Copy every line from the material below that holds "true".
==*==
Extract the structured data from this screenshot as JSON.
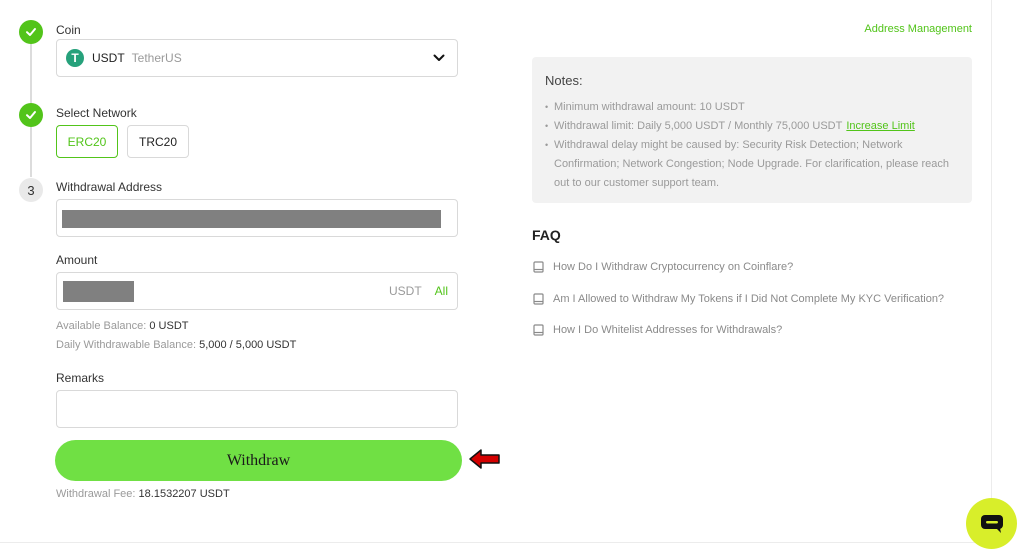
{
  "steps": {
    "step1_state": "done",
    "step2_state": "done",
    "step3_number": "3"
  },
  "coin": {
    "label": "Coin",
    "icon": "tether-icon",
    "icon_glyph": "T",
    "symbol": "USDT",
    "name": "TetherUS"
  },
  "network": {
    "label": "Select Network",
    "options": [
      "ERC20",
      "TRC20"
    ],
    "selected": "ERC20"
  },
  "address": {
    "label": "Withdrawal Address",
    "value_redacted": true
  },
  "amount": {
    "label": "Amount",
    "value_redacted": true,
    "unit": "USDT",
    "all_label": "All"
  },
  "balances": {
    "available_label": "Available Balance:",
    "available_value": "0 USDT",
    "daily_label": "Daily Withdrawable Balance:",
    "daily_value": "5,000 / 5,000 USDT"
  },
  "remarks": {
    "label": "Remarks",
    "value": ""
  },
  "withdraw_button": {
    "label": "Withdraw"
  },
  "fee": {
    "label": "Withdrawal Fee:",
    "value": "18.1532207 USDT"
  },
  "address_management_link": "Address Management",
  "notes": {
    "title": "Notes:",
    "item1": "Minimum withdrawal amount: 10 USDT",
    "item2": "Withdrawal limit: Daily 5,000 USDT / Monthly 75,000 USDT",
    "item2_link": "Increase Limit",
    "item3": "Withdrawal delay might be caused by: Security Risk Detection; Network Confirmation; Network Congestion; Node Upgrade. For clarification, please reach out to our customer support team."
  },
  "faq": {
    "title": "FAQ",
    "items": [
      "How Do I Withdraw Cryptocurrency on Coinflare?",
      "Am I Allowed to Withdraw My Tokens if I Did Not Complete My KYC Verification?",
      "How I Do Whitelist Addresses for Withdrawals?"
    ]
  },
  "colors": {
    "accent_green": "#52c41a",
    "button_green": "#70e044",
    "chat_yellow": "#d8ee2a",
    "arrow_red": "#d40000"
  }
}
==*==
Response:
    "value_redacted": true
    "value_redacted": true,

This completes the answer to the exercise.